Backing Up the Linux System
The backup server itself should be backed up, which constitutes a local backup procedure. Certain Linux network backup tools also resemble the local backup procedures. For these reasons, you should understand how to perform a local backup. This involves knowing what backup packages are available and how to use at least one. (I describe the tar command, which is often used when backing up to disk and tape media.) Because optical media are particularly complex, I also describe them in more detail. Finally, no backup is complete unless you can restore data from it, so I describe how to do this.
A Rundown of Linux Backup Packages

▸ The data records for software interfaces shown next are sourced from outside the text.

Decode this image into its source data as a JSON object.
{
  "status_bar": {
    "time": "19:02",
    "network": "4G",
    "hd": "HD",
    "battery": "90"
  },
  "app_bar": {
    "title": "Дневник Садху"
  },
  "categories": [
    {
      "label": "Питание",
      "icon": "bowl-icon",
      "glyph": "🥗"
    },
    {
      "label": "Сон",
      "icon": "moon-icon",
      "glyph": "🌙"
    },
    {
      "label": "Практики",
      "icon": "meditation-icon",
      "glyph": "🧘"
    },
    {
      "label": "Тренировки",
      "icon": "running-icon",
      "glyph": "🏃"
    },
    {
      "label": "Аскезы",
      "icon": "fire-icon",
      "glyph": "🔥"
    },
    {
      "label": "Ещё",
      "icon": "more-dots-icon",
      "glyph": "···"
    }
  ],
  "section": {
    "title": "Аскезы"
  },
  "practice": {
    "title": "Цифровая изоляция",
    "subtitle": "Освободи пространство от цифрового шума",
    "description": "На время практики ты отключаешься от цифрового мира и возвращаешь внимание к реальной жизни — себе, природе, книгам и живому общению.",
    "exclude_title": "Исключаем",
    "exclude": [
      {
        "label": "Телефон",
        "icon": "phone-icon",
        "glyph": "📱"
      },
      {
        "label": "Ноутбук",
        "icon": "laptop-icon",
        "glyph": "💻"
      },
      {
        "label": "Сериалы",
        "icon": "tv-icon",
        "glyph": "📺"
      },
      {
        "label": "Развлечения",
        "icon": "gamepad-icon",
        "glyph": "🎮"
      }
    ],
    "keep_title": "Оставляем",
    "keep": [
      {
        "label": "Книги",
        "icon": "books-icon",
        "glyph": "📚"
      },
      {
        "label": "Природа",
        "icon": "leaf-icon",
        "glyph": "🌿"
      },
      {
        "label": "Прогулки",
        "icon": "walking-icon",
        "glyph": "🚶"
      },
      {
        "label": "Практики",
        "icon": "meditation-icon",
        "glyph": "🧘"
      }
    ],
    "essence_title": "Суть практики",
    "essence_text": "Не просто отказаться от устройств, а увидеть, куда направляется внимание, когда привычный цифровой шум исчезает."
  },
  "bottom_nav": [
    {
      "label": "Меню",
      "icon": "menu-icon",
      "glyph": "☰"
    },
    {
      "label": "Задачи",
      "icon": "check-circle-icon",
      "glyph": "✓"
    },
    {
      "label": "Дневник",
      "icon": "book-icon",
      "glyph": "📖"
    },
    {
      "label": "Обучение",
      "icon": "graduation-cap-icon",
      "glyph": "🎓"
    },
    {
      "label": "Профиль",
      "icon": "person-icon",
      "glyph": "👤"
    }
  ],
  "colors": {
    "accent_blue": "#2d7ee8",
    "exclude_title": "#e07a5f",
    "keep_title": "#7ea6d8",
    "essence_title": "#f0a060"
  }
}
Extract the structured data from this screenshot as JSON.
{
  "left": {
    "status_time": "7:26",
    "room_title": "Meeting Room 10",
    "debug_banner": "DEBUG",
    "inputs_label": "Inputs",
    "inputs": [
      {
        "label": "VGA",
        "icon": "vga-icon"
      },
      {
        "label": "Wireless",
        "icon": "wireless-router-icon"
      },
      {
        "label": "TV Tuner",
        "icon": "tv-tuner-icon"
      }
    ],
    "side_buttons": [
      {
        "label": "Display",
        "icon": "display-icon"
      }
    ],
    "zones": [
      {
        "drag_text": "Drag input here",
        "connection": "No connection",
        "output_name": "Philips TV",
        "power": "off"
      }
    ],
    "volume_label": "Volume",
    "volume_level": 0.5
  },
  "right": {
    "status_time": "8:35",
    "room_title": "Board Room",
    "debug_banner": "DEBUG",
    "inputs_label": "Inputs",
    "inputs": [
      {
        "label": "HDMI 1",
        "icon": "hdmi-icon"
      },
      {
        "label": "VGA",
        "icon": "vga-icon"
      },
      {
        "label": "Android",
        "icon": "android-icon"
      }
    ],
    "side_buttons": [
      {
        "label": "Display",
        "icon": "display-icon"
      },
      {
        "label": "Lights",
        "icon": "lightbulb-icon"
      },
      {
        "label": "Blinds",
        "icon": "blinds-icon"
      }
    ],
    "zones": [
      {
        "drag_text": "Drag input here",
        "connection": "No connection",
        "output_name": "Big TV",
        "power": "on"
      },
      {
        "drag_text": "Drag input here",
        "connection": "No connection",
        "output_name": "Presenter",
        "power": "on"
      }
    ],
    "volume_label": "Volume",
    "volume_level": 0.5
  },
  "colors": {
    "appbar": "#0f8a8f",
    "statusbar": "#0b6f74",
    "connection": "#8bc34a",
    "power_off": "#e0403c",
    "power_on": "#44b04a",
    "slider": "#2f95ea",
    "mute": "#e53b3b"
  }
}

Backing up a computer is essentially a matter of copying files. Backup, though, presents certain unique challenges that aren’t present in many other file-copying operations. One of these is the preservation of file metadata. Some file copying techniques lose some types of metadata, but backup tools tend to preserve more metadata. Another unique backup challenge is use of tapes, CD-R drives, and other unusual media used for backups. Most Linux backup packages are either designed for use with tapes as well as or instead of disk files, or they use additional programs to help store the data on the backup media. Finally, backup media are often of limited capacity, so a method of compression is desirable. Some Linux backup tools include compression algorithms, but others rely on additional programs, such as gzip or bzip2, to compress a ...